10.  Brain and Nervous System Development:  Cholesterol is extraordinarily important for babies & children as they develop their brain and nervous system.  Over half of the brain is composed of saturated fats and cholesterol.  Interestingly, one of the richest sources of cholesterol is mother’s milk, which also contains a special enzyme that helps the baby metabolize and use this nutrient.

cholesterol myth

Get the Real Story:

The cholesterol myth continues to confuse and mislead both doctors and the lay public today.  But the truth is that cholesterol is one of the most powerful healing foods and molecules your body can ingest and produce.  The problem lies in the oxidation of cholesterol from high levels of free radicals and high firing inflammatory pathways. The key to preventing and reversing heart disease is to put out the inflammatory fires.

If you want to know more about what to look for, such as LDL Pattern A and pattern B and what form of LDL is a problem than read this article here   What have you learned over the years in relationship to cholesterol and heart disease?  Would love to hear your comments.
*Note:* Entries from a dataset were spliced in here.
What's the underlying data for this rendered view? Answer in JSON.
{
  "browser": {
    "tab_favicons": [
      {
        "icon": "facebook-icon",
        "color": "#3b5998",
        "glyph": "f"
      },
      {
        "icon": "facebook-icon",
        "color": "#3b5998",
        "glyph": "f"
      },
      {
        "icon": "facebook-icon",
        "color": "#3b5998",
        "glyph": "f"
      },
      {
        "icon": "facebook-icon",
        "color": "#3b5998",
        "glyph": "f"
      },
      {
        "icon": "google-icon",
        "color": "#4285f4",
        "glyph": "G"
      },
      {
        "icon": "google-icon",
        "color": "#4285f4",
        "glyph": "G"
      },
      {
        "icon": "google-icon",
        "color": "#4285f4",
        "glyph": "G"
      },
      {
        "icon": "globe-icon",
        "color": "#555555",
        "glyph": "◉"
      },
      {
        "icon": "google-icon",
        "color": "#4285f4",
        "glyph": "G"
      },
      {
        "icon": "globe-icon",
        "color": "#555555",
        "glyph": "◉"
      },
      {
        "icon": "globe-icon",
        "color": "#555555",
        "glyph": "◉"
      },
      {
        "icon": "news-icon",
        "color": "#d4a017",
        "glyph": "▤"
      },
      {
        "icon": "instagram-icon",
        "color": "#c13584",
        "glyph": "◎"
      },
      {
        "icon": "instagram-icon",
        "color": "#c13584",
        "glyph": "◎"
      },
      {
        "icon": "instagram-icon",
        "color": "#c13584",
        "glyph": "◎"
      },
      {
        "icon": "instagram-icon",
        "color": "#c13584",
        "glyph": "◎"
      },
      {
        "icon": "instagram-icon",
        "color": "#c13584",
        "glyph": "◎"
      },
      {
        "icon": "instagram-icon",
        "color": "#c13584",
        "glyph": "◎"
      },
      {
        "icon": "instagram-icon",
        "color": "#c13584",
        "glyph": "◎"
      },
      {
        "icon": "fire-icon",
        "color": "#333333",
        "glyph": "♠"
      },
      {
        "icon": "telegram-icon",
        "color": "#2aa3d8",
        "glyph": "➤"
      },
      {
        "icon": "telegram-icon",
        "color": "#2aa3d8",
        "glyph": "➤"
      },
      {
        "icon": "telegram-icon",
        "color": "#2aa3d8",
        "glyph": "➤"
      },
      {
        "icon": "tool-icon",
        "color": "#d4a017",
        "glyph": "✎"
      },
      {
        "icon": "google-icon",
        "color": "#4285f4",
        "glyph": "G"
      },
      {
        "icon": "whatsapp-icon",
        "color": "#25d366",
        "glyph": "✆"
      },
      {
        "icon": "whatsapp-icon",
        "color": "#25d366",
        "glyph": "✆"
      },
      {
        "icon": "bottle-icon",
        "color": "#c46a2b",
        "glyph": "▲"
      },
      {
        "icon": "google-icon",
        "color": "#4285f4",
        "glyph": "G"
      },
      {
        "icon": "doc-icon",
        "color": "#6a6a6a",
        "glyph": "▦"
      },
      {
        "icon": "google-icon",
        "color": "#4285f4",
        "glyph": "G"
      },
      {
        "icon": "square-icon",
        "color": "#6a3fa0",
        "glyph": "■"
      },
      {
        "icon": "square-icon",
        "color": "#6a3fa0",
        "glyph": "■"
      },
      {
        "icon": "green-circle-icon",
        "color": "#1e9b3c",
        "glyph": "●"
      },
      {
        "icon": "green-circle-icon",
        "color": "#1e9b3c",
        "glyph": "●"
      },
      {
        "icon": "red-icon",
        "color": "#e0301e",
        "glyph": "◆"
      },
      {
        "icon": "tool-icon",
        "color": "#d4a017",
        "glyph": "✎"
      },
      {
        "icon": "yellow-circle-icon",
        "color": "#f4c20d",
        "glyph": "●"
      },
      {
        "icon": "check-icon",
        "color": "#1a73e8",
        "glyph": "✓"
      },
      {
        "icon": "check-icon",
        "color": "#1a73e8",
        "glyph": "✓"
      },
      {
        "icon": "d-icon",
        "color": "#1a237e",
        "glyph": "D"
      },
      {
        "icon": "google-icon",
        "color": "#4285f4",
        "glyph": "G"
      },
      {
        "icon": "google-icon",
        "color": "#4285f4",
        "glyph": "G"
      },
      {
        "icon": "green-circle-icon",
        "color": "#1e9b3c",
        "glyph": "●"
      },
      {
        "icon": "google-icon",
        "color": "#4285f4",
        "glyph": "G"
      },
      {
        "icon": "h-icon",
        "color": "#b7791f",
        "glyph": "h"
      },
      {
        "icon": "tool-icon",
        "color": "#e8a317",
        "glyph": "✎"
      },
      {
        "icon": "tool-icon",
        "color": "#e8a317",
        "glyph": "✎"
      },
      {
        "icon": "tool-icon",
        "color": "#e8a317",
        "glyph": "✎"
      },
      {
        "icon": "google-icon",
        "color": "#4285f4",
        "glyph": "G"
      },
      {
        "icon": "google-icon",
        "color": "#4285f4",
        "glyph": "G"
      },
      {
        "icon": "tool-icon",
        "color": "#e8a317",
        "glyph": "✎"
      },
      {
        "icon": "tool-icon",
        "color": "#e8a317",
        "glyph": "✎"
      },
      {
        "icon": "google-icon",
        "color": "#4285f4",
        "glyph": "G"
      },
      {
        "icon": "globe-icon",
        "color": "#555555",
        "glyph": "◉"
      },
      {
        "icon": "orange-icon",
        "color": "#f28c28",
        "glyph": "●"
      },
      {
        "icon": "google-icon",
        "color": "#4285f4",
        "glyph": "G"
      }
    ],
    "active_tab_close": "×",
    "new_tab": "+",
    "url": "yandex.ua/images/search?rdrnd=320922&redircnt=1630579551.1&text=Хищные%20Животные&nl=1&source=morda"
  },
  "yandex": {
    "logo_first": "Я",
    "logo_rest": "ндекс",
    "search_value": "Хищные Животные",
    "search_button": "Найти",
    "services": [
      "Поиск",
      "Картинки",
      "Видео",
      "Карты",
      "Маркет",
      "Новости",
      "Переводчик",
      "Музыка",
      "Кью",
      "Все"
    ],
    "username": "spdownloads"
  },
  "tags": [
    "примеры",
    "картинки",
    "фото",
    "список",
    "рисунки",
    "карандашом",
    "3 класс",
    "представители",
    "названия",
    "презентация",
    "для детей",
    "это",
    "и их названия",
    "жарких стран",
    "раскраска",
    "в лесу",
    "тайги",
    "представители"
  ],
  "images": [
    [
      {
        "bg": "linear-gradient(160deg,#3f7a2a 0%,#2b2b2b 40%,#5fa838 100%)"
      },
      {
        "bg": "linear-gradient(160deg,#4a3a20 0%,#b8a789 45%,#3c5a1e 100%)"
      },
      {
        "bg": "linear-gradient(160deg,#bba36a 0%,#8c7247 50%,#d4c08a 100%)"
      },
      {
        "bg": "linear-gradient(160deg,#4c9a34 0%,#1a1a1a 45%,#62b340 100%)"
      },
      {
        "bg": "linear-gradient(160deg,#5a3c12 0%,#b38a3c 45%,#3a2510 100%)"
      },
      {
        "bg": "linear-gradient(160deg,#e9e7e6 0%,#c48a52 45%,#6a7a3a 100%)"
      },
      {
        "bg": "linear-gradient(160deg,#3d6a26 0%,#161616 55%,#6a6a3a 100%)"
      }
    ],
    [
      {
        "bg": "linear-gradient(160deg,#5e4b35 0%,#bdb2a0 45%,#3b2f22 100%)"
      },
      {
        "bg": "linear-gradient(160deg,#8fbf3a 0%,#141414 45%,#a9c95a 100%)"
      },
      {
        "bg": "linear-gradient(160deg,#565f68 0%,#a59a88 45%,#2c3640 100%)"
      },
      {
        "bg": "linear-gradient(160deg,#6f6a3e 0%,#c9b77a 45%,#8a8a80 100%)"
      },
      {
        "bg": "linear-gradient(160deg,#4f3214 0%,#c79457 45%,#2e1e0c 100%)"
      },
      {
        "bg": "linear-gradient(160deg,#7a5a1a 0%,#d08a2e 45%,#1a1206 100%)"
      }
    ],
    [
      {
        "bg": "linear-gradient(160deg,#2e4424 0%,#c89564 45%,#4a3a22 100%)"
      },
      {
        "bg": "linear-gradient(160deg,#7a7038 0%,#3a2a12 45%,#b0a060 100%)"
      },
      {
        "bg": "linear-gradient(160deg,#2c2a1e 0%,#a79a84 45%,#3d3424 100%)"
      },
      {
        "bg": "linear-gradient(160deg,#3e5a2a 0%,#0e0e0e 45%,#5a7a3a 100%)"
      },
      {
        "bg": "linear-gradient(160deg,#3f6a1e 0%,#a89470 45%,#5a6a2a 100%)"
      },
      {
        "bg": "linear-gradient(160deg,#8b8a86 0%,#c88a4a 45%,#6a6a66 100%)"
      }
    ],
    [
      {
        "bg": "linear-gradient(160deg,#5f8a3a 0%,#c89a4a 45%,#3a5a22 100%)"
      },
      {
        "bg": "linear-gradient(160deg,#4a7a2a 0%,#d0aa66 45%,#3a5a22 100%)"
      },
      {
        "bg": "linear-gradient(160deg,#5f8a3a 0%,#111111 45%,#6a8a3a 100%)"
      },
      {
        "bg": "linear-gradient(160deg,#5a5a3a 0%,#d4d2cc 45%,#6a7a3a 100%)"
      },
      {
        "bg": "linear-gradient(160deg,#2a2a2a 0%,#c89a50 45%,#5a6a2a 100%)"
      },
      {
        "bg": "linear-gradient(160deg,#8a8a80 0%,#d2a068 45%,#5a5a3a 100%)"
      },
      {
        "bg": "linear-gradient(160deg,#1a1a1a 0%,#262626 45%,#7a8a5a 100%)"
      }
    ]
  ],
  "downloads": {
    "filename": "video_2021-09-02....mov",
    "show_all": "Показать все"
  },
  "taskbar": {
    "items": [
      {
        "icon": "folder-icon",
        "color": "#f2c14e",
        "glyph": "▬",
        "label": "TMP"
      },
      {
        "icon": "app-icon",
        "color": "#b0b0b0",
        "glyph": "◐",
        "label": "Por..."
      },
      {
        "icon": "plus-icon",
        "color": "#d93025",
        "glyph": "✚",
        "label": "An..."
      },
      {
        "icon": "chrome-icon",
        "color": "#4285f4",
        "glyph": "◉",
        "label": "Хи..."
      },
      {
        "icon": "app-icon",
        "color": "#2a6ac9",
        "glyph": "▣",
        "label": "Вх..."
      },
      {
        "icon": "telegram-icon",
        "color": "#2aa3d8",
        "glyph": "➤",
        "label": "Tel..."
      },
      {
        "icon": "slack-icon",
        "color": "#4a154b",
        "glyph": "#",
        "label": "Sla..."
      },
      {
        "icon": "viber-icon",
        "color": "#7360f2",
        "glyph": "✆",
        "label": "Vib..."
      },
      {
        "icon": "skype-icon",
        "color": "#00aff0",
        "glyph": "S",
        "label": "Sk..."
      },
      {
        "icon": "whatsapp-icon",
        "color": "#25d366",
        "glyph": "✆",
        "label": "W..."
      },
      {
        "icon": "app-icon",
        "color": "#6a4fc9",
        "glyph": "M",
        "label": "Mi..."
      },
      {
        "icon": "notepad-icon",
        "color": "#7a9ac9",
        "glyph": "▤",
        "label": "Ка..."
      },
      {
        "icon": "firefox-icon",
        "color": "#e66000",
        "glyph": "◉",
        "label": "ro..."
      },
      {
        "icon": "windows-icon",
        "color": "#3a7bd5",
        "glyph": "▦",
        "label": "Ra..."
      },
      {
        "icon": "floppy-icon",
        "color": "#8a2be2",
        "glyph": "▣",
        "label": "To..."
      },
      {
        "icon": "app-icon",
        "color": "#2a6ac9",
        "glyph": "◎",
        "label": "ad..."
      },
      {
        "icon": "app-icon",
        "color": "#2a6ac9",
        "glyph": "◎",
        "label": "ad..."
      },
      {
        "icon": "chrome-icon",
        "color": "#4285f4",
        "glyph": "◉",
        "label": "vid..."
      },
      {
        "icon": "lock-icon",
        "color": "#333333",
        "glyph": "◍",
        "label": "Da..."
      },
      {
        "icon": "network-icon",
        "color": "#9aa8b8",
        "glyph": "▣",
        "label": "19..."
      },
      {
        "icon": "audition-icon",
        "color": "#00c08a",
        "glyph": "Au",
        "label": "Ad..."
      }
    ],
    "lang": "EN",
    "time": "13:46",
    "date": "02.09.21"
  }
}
cholesterol myth

The Subconscious Pressure Point The Ego and The intelligence of the body.

There is no cause of anything! This video is intended to bring awareness to the subconscious mind and its intelligence distribution . We will learn how our Subconscious Intelligence functions within our body and the many  strategies used to prevent the activation of our innate Subconscious intelligence.  This video focuses on the basics of the subconscious mind, and is used as a introductory video for the many future videos focusing on the subconscious mind and its many realities.